### Prompt
When you reproduce the data, keep every word exactly as it stands and leave the pictures out.

[Data records for software interfaces]
____
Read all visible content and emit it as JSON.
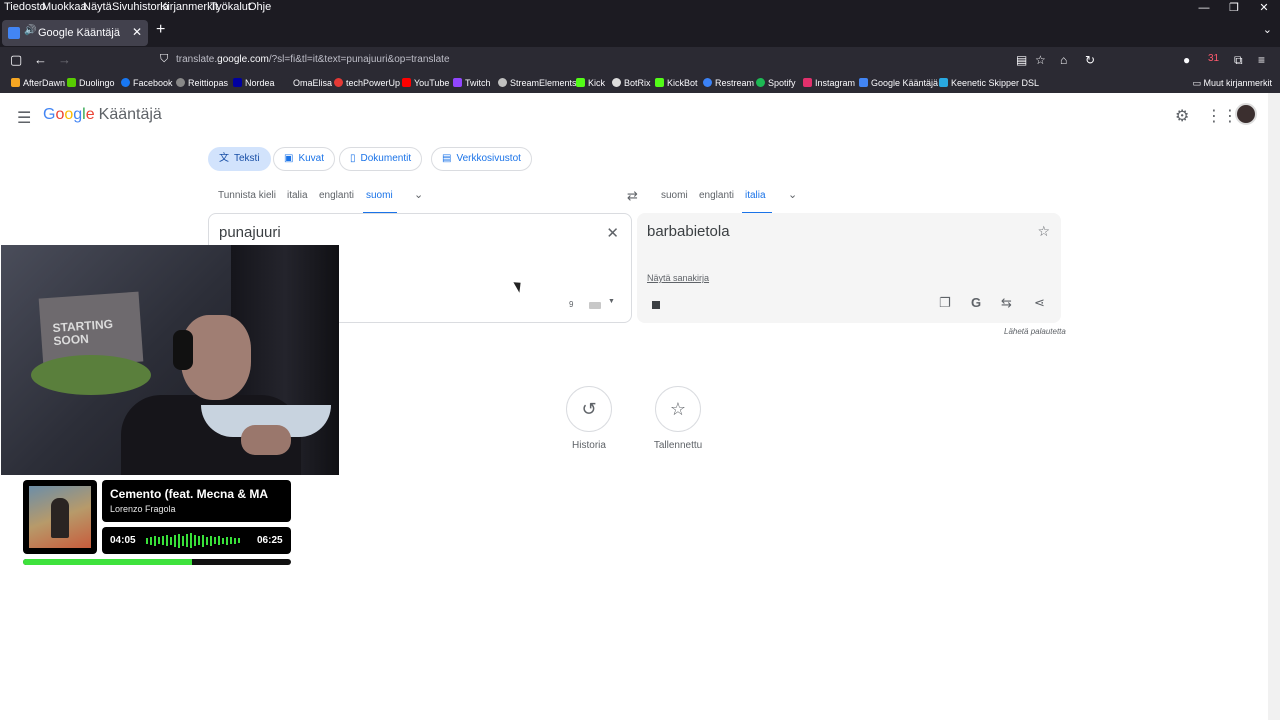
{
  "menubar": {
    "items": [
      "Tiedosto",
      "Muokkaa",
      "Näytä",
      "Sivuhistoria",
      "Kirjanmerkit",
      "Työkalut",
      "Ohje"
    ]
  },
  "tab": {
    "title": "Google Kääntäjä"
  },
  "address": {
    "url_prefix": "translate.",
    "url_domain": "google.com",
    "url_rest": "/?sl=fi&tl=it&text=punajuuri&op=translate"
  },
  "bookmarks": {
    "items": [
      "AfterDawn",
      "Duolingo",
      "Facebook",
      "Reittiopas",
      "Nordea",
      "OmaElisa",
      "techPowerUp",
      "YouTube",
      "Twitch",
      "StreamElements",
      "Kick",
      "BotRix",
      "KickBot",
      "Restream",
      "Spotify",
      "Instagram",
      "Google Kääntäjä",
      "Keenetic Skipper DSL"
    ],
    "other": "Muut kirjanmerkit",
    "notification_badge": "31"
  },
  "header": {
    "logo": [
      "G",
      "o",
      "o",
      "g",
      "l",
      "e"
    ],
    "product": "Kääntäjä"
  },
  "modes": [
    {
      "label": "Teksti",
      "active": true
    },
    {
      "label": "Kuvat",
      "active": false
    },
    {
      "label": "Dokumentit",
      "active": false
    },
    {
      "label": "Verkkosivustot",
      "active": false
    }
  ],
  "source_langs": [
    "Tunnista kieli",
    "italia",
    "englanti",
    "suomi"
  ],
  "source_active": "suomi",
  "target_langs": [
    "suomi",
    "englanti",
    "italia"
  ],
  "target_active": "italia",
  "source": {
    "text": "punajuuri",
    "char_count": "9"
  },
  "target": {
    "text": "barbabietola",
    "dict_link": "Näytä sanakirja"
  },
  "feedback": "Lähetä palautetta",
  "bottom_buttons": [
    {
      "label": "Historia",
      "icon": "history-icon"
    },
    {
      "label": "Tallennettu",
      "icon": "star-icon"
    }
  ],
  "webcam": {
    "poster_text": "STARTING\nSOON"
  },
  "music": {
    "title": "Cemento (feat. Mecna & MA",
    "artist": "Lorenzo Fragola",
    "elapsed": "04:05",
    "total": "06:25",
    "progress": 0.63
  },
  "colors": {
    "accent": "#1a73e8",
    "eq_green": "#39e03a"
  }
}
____
### Output below
Read all visible content and emit it as JSON.
{
  "menubar": {
    "items": [
      "Tiedosto",
      "Muokkaa",
      "Näytä",
      "Sivuhistoria",
      "Kirjanmerkit",
      "Työkalut",
      "Ohje"
    ]
  },
  "tab": {
    "title": "Google Kääntäjä"
  },
  "address": {
    "url_prefix": "translate.",
    "url_domain": "google.com",
    "url_rest": "/?sl=fi&tl=it&text=punajuuri&op=translate"
  },
  "bookmarks": {
    "items": [
      "AfterDawn",
      "Duolingo",
      "Facebook",
      "Reittiopas",
      "Nordea",
      "OmaElisa",
      "techPowerUp",
      "YouTube",
      "Twitch",
      "StreamElements",
      "Kick",
      "BotRix",
      "KickBot",
      "Restream",
      "Spotify",
      "Instagram",
      "Google Kääntäjä",
      "Keenetic Skipper DSL"
    ],
    "other": "Muut kirjanmerkit",
    "notification_badge": "31"
  },
  "header": {
    "logo": [
      "G",
      "o",
      "o",
      "g",
      "l",
      "e"
    ],
    "product": "Kääntäjä"
  },
  "modes": [
    {
      "label": "Teksti",
      "active": true
    },
    {
      "label": "Kuvat",
      "active": false
    },
    {
      "label": "Dokumentit",
      "active": false
    },
    {
      "label": "Verkkosivustot",
      "active": false
    }
  ],
  "source_langs": [
    "Tunnista kieli",
    "italia",
    "englanti",
    "suomi"
  ],
  "source_active": "suomi",
  "target_langs": [
    "suomi",
    "englanti",
    "italia"
  ],
  "target_active": "italia",
  "source": {
    "text": "punajuuri",
    "char_count": "9"
  },
  "target": {
    "text": "barbabietola",
    "dict_link": "Näytä sanakirja"
  },
  "feedback": "Lähetä palautetta",
  "bottom_buttons": [
    {
      "label": "Historia",
      "icon": "history-icon"
    },
    {
      "label": "Tallennettu",
      "icon": "star-icon"
    }
  ],
  "webcam": {
    "poster_text": "STARTING\nSOON"
  },
  "music": {
    "title": "Cemento (feat. Mecna & MA",
    "artist": "Lorenzo Fragola",
    "elapsed": "04:05",
    "total": "06:25",
    "progress": 0.63
  },
  "colors": {
    "accent": "#1a73e8",
    "eq_green": "#39e03a"
  }
}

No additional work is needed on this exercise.